Stephanie Ribet is a third-year graduate student in the Dravid Group, which investigates atomic and nanoscale phenomena in advanced materials.
Where are you originally from?
Where did you complete your undergraduate degree?
I graduated from Princeton in 2016, where I majored in chemistry and minored in materials science and engineering.
What year are you now?
I am beginning my third year in the materials science and engineering program.
When did you first become interested in engineering?
Between college and graduate school, I spent two years working as a chemist at Sakti3 on developing solid state batteries. It was rewarding to apply my chemistry background to a technology problem that I am passionate about. Working on exciting engineering challenges made it clear to me that I should apply to graduate programs in materials science and engineering.
How do you explain what you study to non-scientists?
I work on creating new materials for removing and recovering pollutants from water. My research focus is on understanding the basic scientific principles that contribute to the functionality of these emerging technologies.
You’re currently doing research into the problem of phosphate recovery. What drew you to that subject, and what do you hope to achieve?
It’s no secret that the Great Lakes Region suffers from a number of clean drinking water and water pollution issues, including hypereutrophication, the release of excess nutrients into natural bodies of water, creating large algae blooms. Living in the Midwest since 2016 has heightened my interest in these water problems, augmenting my excitement to focus on environmental remediation during my graduate degree.
The Dravid Group recently reported the Oleophilic, Hydrophobic, Magnetic (OHM) sponge, a novel nanocomposite material that can adsorb 20-35 times its weight in oil for many cycles. Using our OHM sponge as a platform technology, we aim to develop new strategies to remove phosphates from water before they contribute to algae blooms. Moreover, we want to not only remove nutrients but also recover them, which is important for phosphate, as it is a non-renewable natural resource of limited supply.
What has been a highlight of your time at Northwestern?
I am lucky to work with a group of incredibly smart, talented and fun colleagues in the Dravid Group and at the NUANCE Center. Spending time with these researchers in both a technical and a non-technical setting has been the highlight of my graduate experience.
What has been the most challenging aspect of your work or your time here?
I feel like I am facing a constantly evolving set of challenges in my PhD. Recently, the pandemic has introduced new hurdles, as I’ve tried to figure out how to continue my lab-based research in a remote or semi-remote manner. I am sure there will be many more challenges ahead, and I am grateful to have a strong community to help me along the way.
Can you tell me about your experiences either being mentored or mentoring others?

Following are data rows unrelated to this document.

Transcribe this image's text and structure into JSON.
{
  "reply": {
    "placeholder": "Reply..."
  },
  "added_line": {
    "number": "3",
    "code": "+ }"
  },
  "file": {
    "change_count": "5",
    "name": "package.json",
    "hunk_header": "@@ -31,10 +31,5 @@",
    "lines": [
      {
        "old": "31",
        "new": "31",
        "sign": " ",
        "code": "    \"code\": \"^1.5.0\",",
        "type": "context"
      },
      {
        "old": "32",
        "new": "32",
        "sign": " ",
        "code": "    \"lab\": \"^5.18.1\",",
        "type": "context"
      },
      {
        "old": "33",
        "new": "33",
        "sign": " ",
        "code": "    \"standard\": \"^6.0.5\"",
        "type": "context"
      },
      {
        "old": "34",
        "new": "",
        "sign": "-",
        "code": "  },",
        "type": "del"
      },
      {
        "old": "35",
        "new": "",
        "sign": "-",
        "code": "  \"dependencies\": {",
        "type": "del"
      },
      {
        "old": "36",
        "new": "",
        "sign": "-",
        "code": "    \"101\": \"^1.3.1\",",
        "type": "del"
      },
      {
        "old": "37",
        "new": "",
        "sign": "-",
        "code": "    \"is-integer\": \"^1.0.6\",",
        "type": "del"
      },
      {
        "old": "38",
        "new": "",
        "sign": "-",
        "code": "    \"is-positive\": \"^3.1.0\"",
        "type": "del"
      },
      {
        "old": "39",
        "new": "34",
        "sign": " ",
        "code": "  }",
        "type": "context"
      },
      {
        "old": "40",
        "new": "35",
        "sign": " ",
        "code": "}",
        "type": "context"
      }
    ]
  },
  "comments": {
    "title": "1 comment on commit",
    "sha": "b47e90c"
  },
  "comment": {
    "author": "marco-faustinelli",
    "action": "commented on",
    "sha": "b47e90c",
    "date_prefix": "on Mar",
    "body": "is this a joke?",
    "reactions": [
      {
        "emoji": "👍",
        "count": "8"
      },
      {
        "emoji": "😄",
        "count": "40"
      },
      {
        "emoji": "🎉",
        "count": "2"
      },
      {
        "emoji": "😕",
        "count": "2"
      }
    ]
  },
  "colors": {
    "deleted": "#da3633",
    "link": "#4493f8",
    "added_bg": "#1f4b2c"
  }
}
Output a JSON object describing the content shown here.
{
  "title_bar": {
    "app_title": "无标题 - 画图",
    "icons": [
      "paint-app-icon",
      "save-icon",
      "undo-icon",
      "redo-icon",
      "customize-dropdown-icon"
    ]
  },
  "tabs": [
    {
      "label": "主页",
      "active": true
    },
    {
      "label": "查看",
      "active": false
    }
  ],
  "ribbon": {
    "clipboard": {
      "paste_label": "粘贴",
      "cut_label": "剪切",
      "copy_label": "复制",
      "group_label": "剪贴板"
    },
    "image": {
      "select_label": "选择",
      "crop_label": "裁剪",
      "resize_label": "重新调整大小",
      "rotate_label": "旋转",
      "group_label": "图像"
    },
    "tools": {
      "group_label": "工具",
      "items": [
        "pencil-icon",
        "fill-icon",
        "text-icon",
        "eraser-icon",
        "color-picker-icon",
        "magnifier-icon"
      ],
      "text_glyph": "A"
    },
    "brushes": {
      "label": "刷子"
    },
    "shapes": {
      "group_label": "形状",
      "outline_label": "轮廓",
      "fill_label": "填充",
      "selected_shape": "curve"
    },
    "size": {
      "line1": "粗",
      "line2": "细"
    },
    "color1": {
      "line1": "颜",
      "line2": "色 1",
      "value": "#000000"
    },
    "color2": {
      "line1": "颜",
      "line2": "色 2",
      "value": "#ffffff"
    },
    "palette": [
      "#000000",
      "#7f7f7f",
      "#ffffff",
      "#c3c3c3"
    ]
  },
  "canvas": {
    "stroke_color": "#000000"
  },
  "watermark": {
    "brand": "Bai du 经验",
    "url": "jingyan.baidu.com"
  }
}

I have had a number of amazing mentors who have inspired me to stay in the field and taught me fundamental skills I need to succeed. As I strive to provide similar experiences for younger students, I have experienced first-hand just how challenging it is to guide and educate others.
I am a Science Club mentor, where I go weekly to the MetaMedia center at the YMCA to work on experiments with middle school students in the area. I’ve learned some helpful techniques at Science Club; for example, keeping my gloves off while mentoring removes temptation to step in and help students, allowing them the space they need to solve problems themselves.
What are your hobbies outside of the lab?
When I am not in lab, you can find me on an “essential” trip to a local coffee shop or running along the lakefront. I am enjoying the NBA bubble restart, despite the absence of my hometown superstar, Steph Curry.